NEW YORK (
) -- Online brokers may not be completely exempt from the debate regarding "fiduciary duty" despite the assumption that any new rules will leave them largely unscathed.
Firms offering online discount services, such as
, will all need to reconsider some business practices if -- or when -- new rules are adopted.
"At first glance, it looks like it may not be a big deal for them ... but if we look at their operations in greater detail arguably you could say that they could be held to a higher standard," says Dr. Yuval Bar-Or, a risk management consultant and adjunct finance professor at Johns Hopkins University's Carey Business School.
As part of the stronger consumer protections being implemented under the Dodd-Frank Wall Street Reform and Consumer Protection Act of 2010 and signed into law on July 21, the
Securities and Exchange Commission
is required to conduct a study to assess "the effectiveness of existing standards of care for brokers-dealers and investment advisers, and whether there are gaps, shortcomings, or overlaps in the current legal or regulatory standards," the agency says on its Web site.
Practically, regulators are considering replacing the standard that brokers need to meet when selling products. Currently brokers are subject to the "suitability," meaning that a stock or other security must meet the needs and investment experience of a client.

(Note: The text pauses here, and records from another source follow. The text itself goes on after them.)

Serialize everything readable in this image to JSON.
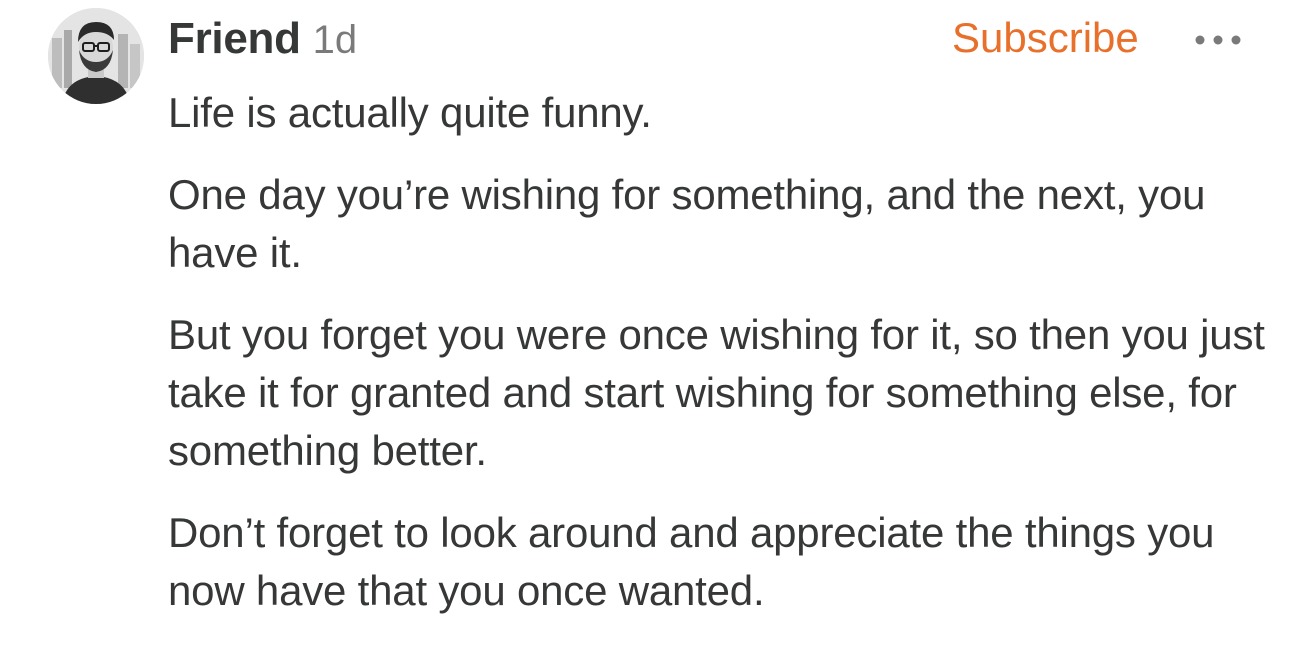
{
  "comment": {
    "author": "Friend",
    "time_ago": "1d",
    "subscribe_label": "Subscribe",
    "more_icon": "more-horizontal-icon",
    "avatar": "avatar-illustration",
    "paragraphs": [
      "Life is actually quite funny.",
      "One day you’re wishing for something, and the next, you have it.",
      "But you forget you were once wishing for it, so then you just take it for granted and start wishing for something else, for something better.",
      "Don’t forget to look around and appreciate the things you now have that you once wanted."
    ]
  },
  "colors": {
    "accent": "#e8702a",
    "text": "#363737",
    "muted": "#7a7a7a"
  }
}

Under a fiduciary standard, however, the broker or RIA will need to place the client's interests before his own, or the firm's.
Investment advisers and industry participants have often complained about the lack of rigorous rules required of brokers when it comes to investor protections, arguing that consumers were steered into risky or complicated products in exchange for a hefty commission fee.
"Broker-dealers and investment advisers provide critical financial services to millions of American investors," said SEC Chairman Mary Schapiro said in a late July press release. "A system that fairly and effectively regulates these market participants is essential to protecting investors."
The SEC is in the process of collecting public input and comments related to this issue and is supposed to report its findings by early next year.
Discount brokers that do not provide advice to retail clients -- but rather execution and education on investment strategies and products - were thought to be spared the lion's share of the regulatory burden if a fiduciary standard is adopted.
But depending on what the final version of the rule change says, online brokers may have to make changes to their execution practices, Bar-Or says.
For example, many large online brokers often use third-party providers for certain product data and trade execution, like fixed income products, Bar-Or says. The discount brokers will likely have to take a second look at their relationships with the third-party providers to ensure that the relationship is in the best interests of their customers, whether that's through quality of service or cost, he notes.
"Discount brokers may have more of an obligation to find a third party provider that does a better job. ... In a legal sense they may be held to that higher standard," Bar-Or says. Disclosure is also likely to be another category for enhancement, perhaps requiring the firms to place more focus on their internal compliance systems. "If they have to install new systems," Bar-Or says, the question is "will they begin to pass costs onto clients?"
That being said, any rule changes may also prove to be an opportunity for the online brokers as some investors may feel safer and more in control by making more of their own decisions about their investments. It would be a continuation of the trend over the past decade or so as investors and consumers move to take more control over their total financial portfolios.
"The fact that this whole notion
fiduciary duty is in the news to begin with should be opening more people's eyes that these are issues and this really does impact them," Bar-Or says.
Not all discount brokers are convinced that the fiduciary standard will translate into sweeping changes.
Online brokers like
were quick to say that since they do not provide specific advice any change to the rule is almost moot for them.
Christopher Larkin, senior vice president of E*Trade Securities, who is responsible for the strategic direction of the firm's active trading, options, and futures segments, says that while any change the firm has to make in order to comply with the amended rule is likely to be incremental in nature, there is opportunity to take additional market share from bulge bracket firms.
"The one thing you can take from it clearly is the SEC is driving towards making sure financial institutions are acting on behalf of the clients' best interests," Larkin says "It is a good thing from our standpoint
because really our model is set up that way."
Larkin also used the example of fixed income products in saying that: "We do not mark up our bonds and purely act on an agency basis. That's not something that's traditionally done at some of the full-service firms out there."
E*Trade does not offer any proprietary products. "We're trying to be as transparent as possible for customers," on prices and fees charged to customers, Larkin says.
E*Trade and other brokers are also bumping up their education resources for customers "to teach them to be better investors," he says, which of course doesn't hurt the firms' bottom lines. Larkin adds that that if a client does use one of E*Trade's financial advisers, located in their branches, they are already covered by the fiduciary rules.
The online brokers don't offer advice in regards to specific stocks for their retail customers. However, firms like Schwab and TD Ameritrade do offer back-end and custodial support for independent financial advisers.
A Scottrade spokeswoman said in an e-mailed statement that the firm "won't know the impact until we see the language of the proposed rule change, but our current understanding is that the fiduciary duty standard would only apply where a firm makes recommendations or provides advice. We do neither. All our customers are self-directed."
--Written by Laurie Kulikowski in New York.
Disclosure: TheStreet's editorial policy prohibits staff editors, reporters and analysts from holding positions in any individual stocks.